  • for anyone else in the household who starts displaying symptoms, they need to stay at home for 7 days from when the symptoms appeared, regardless of what day they are on in the original 14 day isolation period.
  • it is likely that people living within a household will infect each other or be infected already. Staying at home for 14 days will greatly reduce the overall amount of infection the household could pass on to others in the community
  • when cleaning you should use your usual household products, like detergents and bleach, as these will be very effective at getting rid of the virus on surfaces. Clean frequently touched surfaces such as door handles, handrails, remote controls and table tops. This is particularly important if you have an older or vulnerable person in the house
  • personal waste (such as used tissues) and disposable cleaning cloths can be stored securely within disposable rubbish bags. These bags should be placed into another bag, tied securely and kept separate from other waste. This should be put aside for at least 72 hours before being put in your usual external household waste bin

The epidemic is raging across the world, with more than 300 cases and three deaths reported in the UK already at the time of writing.

Currently, neither Public Health England nor the Department of Health have issued instructions to landlords, but this is a fast-changing scenario and needs active monitoring.

For house share landlords, it’s probably good practise to implement basic hygiene guidance for tenants.

Public Health England has published the following advice:

Returning travellers

Stay indoors and avoid contact with other people if you’ve travelled to the UK from the following places in the last 14 days, even if you do not have symptoms:

  • Iran
  • Hubei province in China
  • Special care zones in South Korea (Daegu, Cheongdo, Gyeongsan)

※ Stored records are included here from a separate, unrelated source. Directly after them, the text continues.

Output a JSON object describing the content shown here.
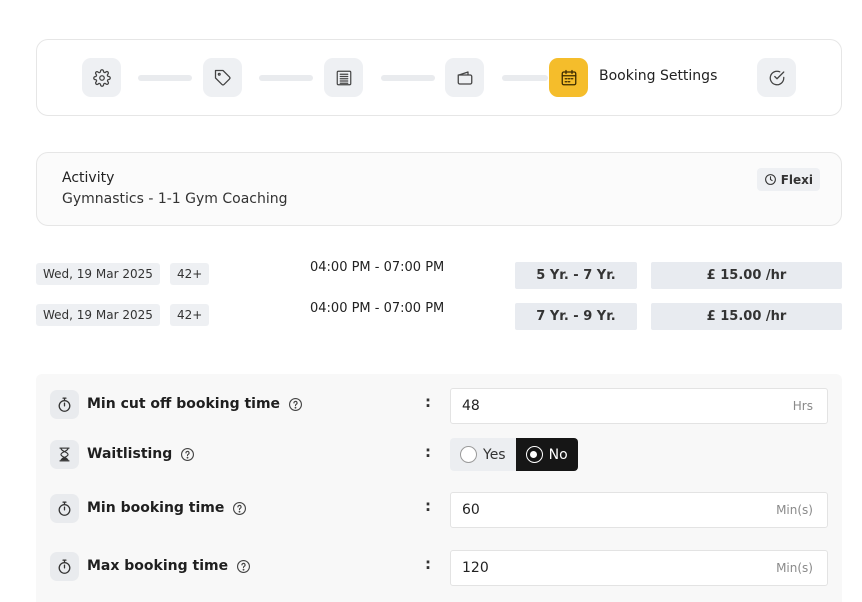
{
  "stepper": {
    "steps": [
      {
        "icon": "gear-icon",
        "active": false
      },
      {
        "icon": "tag-icon",
        "active": false
      },
      {
        "icon": "list-icon",
        "active": false
      },
      {
        "icon": "wallet-icon",
        "active": false
      },
      {
        "icon": "calendar-icon",
        "active": true,
        "label": "Booking Settings"
      },
      {
        "icon": "check-circle-icon",
        "active": false
      }
    ],
    "active_color": "#f5bd2b"
  },
  "activity": {
    "label": "Activity",
    "name": "Gymnastics - 1-1 Gym Coaching",
    "badge": "Flexi"
  },
  "sessions": [
    {
      "date": "Wed, 19 Mar 2025",
      "capacity": "42+",
      "time": "04:00 PM - 07:00 PM",
      "age": "5 Yr. - 7 Yr.",
      "price": "£ 15.00 /hr"
    },
    {
      "date": "Wed, 19 Mar 2025",
      "capacity": "42+",
      "time": "04:00 PM - 07:00 PM",
      "age": "7 Yr. - 9 Yr.",
      "price": "£ 15.00 /hr"
    }
  ],
  "settings": {
    "colon": ":",
    "min_cutoff": {
      "label": "Min cut off booking time",
      "value": "48",
      "unit": "Hrs"
    },
    "waitlisting": {
      "label": "Waitlisting",
      "options": [
        "Yes",
        "No"
      ],
      "selected": "No"
    },
    "min_booking": {
      "label": "Min booking time",
      "value": "60",
      "unit": "Min(s)"
    },
    "max_booking": {
      "label": "Max booking time",
      "value": "120",
      "unit": "Min(s)"
    }
  }
}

Stay indoors and avoid contact with other people if you’ve travelled to the UK from the following places, even if you do not have symptoms:

  • Italy (since 09 March)

Stay indoors and avoid contact with other people if you’ve travelled to the UK from the following places in the last 14 days and have a cough, high temperature or shortness of breath, even if your symptoms are mild:

  • mainland China outside of Hubei province
  • South Korea outside of the special care zones
  • Cambodia
  • Hong Kong
  • Japan
  • Laos
  • Macau
  • Malaysia
  • Myanmar
  • Singapore
  • Taiwan
  • Thailand
  • Vietnam

Sharing a bathroom

If a self-isolated renter shares a loo, then set up a rota so that self-isolated person uses the bathroom last for washing. They should not use towels anyone else uses and should the clean the bathroom thoroughly before leaving.

Sharing a kitchen

The self-isolated person should wear a face mask, use the kitchen after everyone else and take their food back to their room. The best way to wash up is with a dishwasher. Crockery should not be shared.

Who’s infected?

The good news is the risk of exposure and suffering a serious bout of coronavirus seems less for the under 25s than for the older population, with the elderly especially vulnerable.

Only 8% of reported cases in China were aged between 20 and 30 years old, according to the World Health Organisation.